News from the open access movement

Monday, January 22, 2007

Searching tables, graphs, and illustrations

Marydee Ojala, Searching Scholarly Tables, Figures, Graphs, and Illustrations with CSA Illustrata, Information Today NewsBreaks, January 22, 2007.

CSA Illustrata is a new resource from CSA that provides deep indexing to the tabular and other graphic information published within scholarly articles. Running on the CSA Illumina platform, CSA Illustrata allows researchers to explicitly search for information presented in tables, charts, graphs, maps, photographs, and other figures. Users can view the full object (including all caption and label text), save marked results, and import the illustrations into presentations, lectures, or research. The first database available in the Illustrata product line is CSA Illustrata: Natural Sciences. Journals from Blackwell Publishing, CSA's development partner, contribute the bulk of the scholarly articles, although other publishers also contributed articles.

This is a product that has been in development for at least 2 years. It was extensively tested, with a "proof of concept" research project headed by Carol Tenopir, Robert J. Sandusky, and Margaret M. Casado (The University of Tennessee-Knoxville)....Their executive summary is online and the 90-page CSA Illustrata White Paper can be requested....

The sticking point, most agree, is price. As one science librarian from a large public university said, "It's seductive, but I wonder if I'll be able to afford it."...

Comment. It's not free to use and apparently it's not even close.  I post the news here mainly to show what's possible.  On the one hand, I hope there will be a free rival one day, optimized for OA literature.  On the other, that's just the flip side of saying that this seems to be a very useful tool.  (I hedge only because I haven't used it.)  CSA is to be commended for taking on this hard problem.

Update.
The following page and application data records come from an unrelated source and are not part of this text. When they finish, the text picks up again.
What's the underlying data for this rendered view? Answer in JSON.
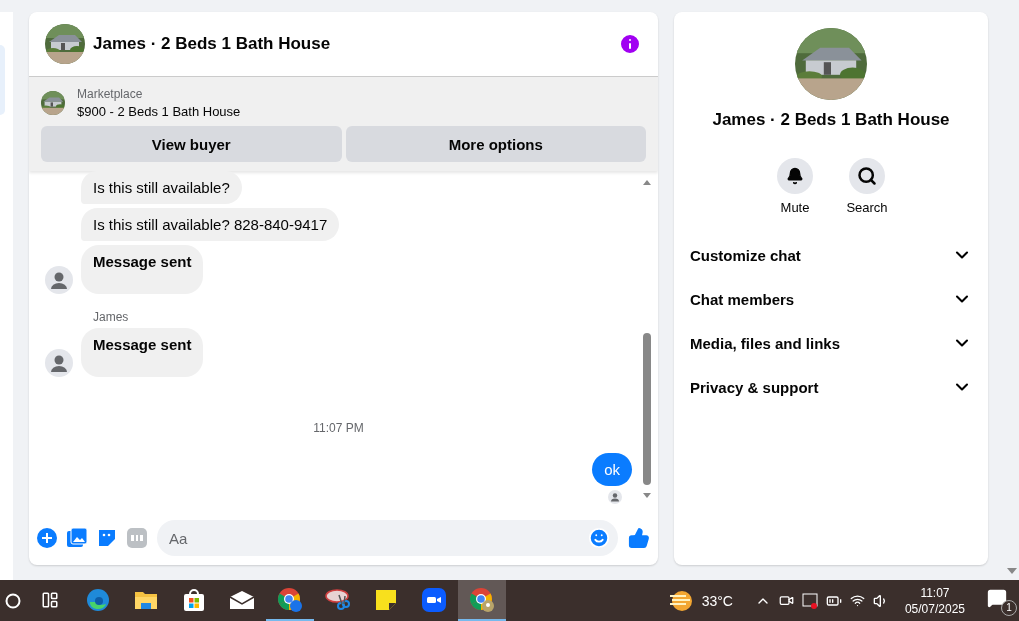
{
  "chat": {
    "title": "James · 2 Beds 1 Bath House",
    "listing": {
      "label": "Marketplace",
      "title": "$900 - 2 Beds 1 Bath House",
      "buttons": [
        "View buyer",
        "More options"
      ]
    },
    "messages": [
      {
        "kind": "incoming",
        "text": "Is this still available?",
        "bold": false,
        "avatar": false
      },
      {
        "kind": "incoming",
        "text": "Is this still available? 828-840-9417",
        "bold": false,
        "avatar": false
      },
      {
        "kind": "incoming",
        "text": "Message sent",
        "bold": true,
        "avatar": true
      },
      {
        "kind": "sender",
        "text": "James"
      },
      {
        "kind": "incoming",
        "text": "Message sent",
        "bold": true,
        "avatar": true
      },
      {
        "kind": "time",
        "text": "11:07 PM"
      },
      {
        "kind": "outgoing",
        "text": "ok",
        "seen": true
      }
    ],
    "composer": {
      "placeholder": "Aa"
    }
  },
  "profile": {
    "name": "James · 2 Beds 1 Bath House",
    "actions": [
      {
        "kind": "mute",
        "label": "Mute"
      },
      {
        "kind": "search",
        "label": "Search"
      }
    ],
    "sections": [
      {
        "label": "Customize chat",
        "expanded": false
      },
      {
        "label": "Chat members",
        "expanded": false
      },
      {
        "label": "Media, files and links",
        "expanded": false
      },
      {
        "label": "Privacy & support",
        "expanded": false
      }
    ]
  },
  "taskbar": {
    "apps": [
      {
        "kind": "edge",
        "running": false,
        "selected": false
      },
      {
        "kind": "folder",
        "running": false,
        "selected": false
      },
      {
        "kind": "store",
        "running": false,
        "selected": false
      },
      {
        "kind": "mail",
        "running": false,
        "selected": false
      },
      {
        "kind": "chrome-m",
        "running": true,
        "selected": false
      },
      {
        "kind": "snip",
        "running": false,
        "selected": false
      },
      {
        "kind": "notes",
        "running": false,
        "selected": false
      },
      {
        "kind": "zoom",
        "running": false,
        "selected": false
      },
      {
        "kind": "chrome-profile",
        "running": true,
        "selected": true
      }
    ],
    "weather": "33°C",
    "time": "11:07",
    "date": "05/07/2025",
    "notifications": "1"
  }
}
Here's a comment by Matt Cockerill, publisher of BioMed Central. I post it with his permission.

It may be worth noting in passing that CSA Illustrata includes BioMed Central content.

And that this is an interesting example of the value of CC Attribution licenses (such as those used by BMC and PLoS). Unlike the OA options of some other publishers, our CC Attribution license explicitly allows commercial use such as this.
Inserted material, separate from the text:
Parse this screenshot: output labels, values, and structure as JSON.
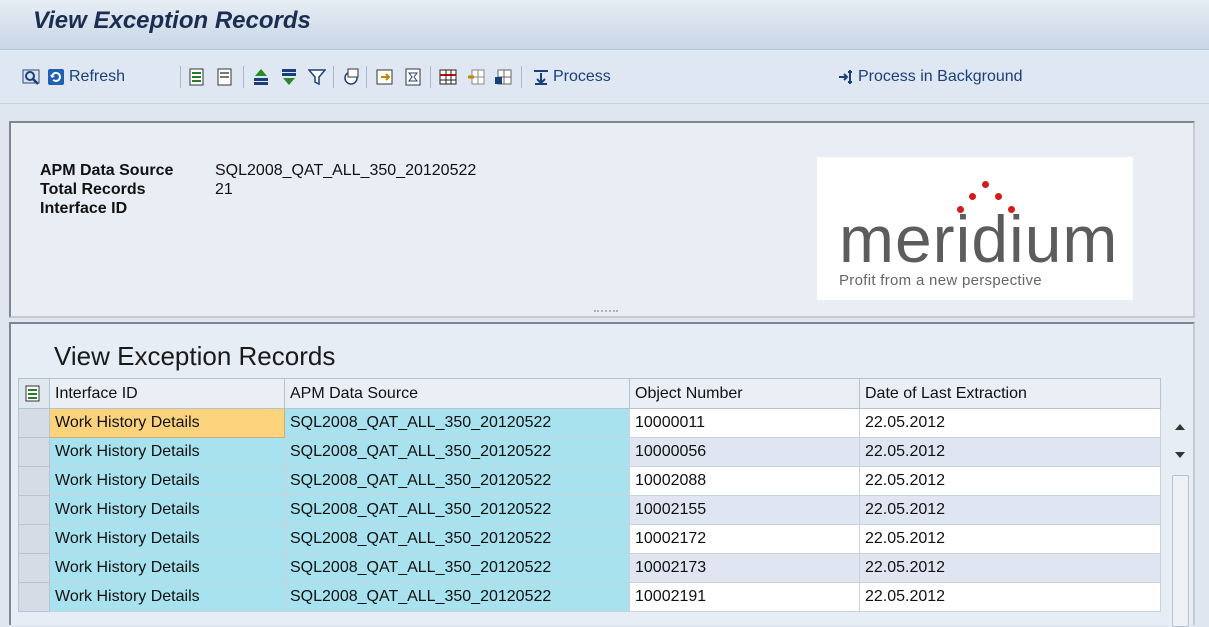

'OA' content from several other publishers cannot be included in Illustrata since they use a non-commercial variant of Creative Commons, making it impossible or impractical for the data to be included in a product without the publisher's consent.

It's seems clear that limiting commercial use in this way is likely to reduce the scope for commercial innovation in developing better tools to access that OA content.